Let's look at the numbers.
Fair Payment Assurance (text of S.359) means that you can have the option of reducing your loan payments to no more than 15% of your "discretionary income"--meaning, your income over 150% of the poverty line for your family size.
So if you make $15,315 or less--no "discretionary income," $0 loan payments.
Let's say you make $20,000 a year and have $30,000 in loans. Currently you'd pay $345 a month under standard repayment, $208 under extended repayment. That's a big bite out of a monthly take-home of about $1400.
Under Fair Payments you'd pay just 15% of ($20K-$15,315), or $58.50 a month.
Or let's take a single mom with two kids who earns $40,000 a year and has $40,000 in loans. Her standard payment would be $460. Her "fair payment" would be $178.
Under these scenarios, "fair payments" are fair from one point of view but not from another. They are low enough to be manageable even on low incomes, but they don't even cover the interest. This means that if you opt for fair payments, either you better hope your income goes up dramatically so you can get back into standard repayment, or you better be prepared to make these small token payments for 25 years until your debt is finally erased.
To my mind, one looming issue with fair payments is the effect on credit ratings.

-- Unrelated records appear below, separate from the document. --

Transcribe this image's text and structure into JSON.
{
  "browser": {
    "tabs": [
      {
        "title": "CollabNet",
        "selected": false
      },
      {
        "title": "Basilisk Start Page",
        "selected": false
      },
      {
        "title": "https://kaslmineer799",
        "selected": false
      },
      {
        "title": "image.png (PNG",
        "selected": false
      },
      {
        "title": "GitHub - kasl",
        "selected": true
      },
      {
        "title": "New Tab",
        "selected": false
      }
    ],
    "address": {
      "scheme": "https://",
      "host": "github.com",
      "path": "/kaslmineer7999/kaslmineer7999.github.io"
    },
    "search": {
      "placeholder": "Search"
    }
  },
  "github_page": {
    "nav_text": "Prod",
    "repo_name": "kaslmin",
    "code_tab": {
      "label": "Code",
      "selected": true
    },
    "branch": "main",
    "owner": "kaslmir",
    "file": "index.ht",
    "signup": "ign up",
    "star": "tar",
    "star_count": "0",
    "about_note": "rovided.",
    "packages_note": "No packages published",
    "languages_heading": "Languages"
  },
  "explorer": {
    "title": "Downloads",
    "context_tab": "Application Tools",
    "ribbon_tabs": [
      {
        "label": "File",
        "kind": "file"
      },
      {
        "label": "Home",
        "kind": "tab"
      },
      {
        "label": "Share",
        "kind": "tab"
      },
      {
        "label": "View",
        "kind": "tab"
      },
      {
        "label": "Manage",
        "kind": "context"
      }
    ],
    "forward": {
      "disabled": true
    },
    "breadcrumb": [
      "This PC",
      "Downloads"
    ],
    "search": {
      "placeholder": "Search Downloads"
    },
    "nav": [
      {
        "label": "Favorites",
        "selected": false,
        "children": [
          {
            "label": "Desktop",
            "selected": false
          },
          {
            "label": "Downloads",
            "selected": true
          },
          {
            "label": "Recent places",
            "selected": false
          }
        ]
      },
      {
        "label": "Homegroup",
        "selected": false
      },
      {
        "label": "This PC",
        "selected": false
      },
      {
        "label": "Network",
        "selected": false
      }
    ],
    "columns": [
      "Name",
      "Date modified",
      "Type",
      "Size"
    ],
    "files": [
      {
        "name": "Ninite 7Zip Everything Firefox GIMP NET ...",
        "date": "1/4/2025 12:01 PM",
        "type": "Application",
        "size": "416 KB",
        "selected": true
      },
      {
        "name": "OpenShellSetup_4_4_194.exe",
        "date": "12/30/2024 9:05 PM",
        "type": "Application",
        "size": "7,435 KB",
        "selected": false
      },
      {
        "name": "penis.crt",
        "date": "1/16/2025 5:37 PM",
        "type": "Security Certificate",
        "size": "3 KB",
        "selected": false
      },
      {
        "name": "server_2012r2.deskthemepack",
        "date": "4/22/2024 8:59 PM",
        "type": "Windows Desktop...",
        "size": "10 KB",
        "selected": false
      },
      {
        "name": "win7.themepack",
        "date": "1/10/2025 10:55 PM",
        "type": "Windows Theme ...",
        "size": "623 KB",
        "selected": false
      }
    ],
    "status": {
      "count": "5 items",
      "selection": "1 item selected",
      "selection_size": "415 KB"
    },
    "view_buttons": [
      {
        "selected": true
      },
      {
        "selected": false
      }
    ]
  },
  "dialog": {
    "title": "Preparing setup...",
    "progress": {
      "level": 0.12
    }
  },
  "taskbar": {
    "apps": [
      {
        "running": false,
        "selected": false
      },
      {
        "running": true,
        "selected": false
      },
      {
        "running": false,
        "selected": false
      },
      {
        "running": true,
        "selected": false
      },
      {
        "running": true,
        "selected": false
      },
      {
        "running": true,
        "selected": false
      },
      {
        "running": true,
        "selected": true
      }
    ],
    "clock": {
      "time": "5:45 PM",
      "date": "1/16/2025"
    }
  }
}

High student loan balances can affect credit scores, although not as much as messed-up payment histories will. If people go into fair payment plans, their loan balances will actually grow year after year , until they are erased, because the payments don't cover the interest. What kind of effect will this have over a lifetime?
A second issue is, as raised in the comments, who's going to pay for this? Let's take the first example: a person who borrowed $30,000; under today's interest rates and standard repayment they would pay back $41,428.
Under "fair payments," if their income did not go up, they would pay back $702 a year for 25 years, or a total of $17,550. Who's going to pay the rest of the loan balance and the accumulated interest? Is the government going to supplement the payments each month to the lender and avoid having interest accrue?
Personally, I'm on the record in favor of having the federal government heavily subsidize college costs, but I want to make sure that we know what we're getting into and that the subsidies are available to those who need them most. One of the problems with subsidizing college costs through Fair Payments is that it requires someone to take on the debt and the risk up front.